--- Materials provided ---

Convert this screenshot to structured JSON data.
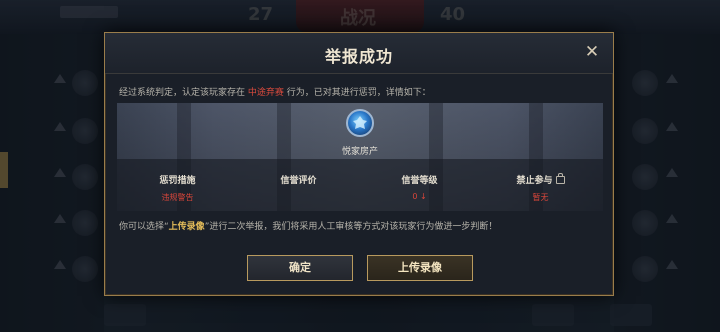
{
  "dialog": {
    "title": "举报成功",
    "close_label": "✕",
    "intro": {
      "prefix": "经过系统判定，认定该玩家存在",
      "highlight": "中途弃赛",
      "suffix": "行为，已对其进行惩罚，详情如下："
    },
    "player": {
      "name": "悦家房产"
    },
    "stats": [
      {
        "label": "惩罚措施",
        "value": "违规警告"
      },
      {
        "label": "信誉评价",
        "value": ""
      },
      {
        "label": "信誉等级",
        "value": "0 ↓"
      },
      {
        "label": "禁止参与",
        "value": "暂无",
        "has_lock": true
      }
    ],
    "note": {
      "prefix": "你可以选择“",
      "link": "上传录像",
      "suffix": "”进行二次举报，我们将采用人工审核等方式对该玩家行为做进一步判断！"
    },
    "buttons": {
      "confirm": "确定",
      "upload": "上传录像"
    }
  },
  "background": {
    "score_left": "27",
    "score_center": "战况",
    "score_right": "40"
  },
  "colors": {
    "accent_gold": "#b89a5e",
    "warning_red": "#d8463a",
    "highlight_gold": "#e5bd5a"
  }
}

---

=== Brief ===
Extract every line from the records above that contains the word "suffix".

=== Exercise output ===
      "suffix": "行为，已对其进行惩罚，详情如下："
      "suffix": "”进行二次举报，我们将采用人工审核等方式对该玩家行为做进一步判断！"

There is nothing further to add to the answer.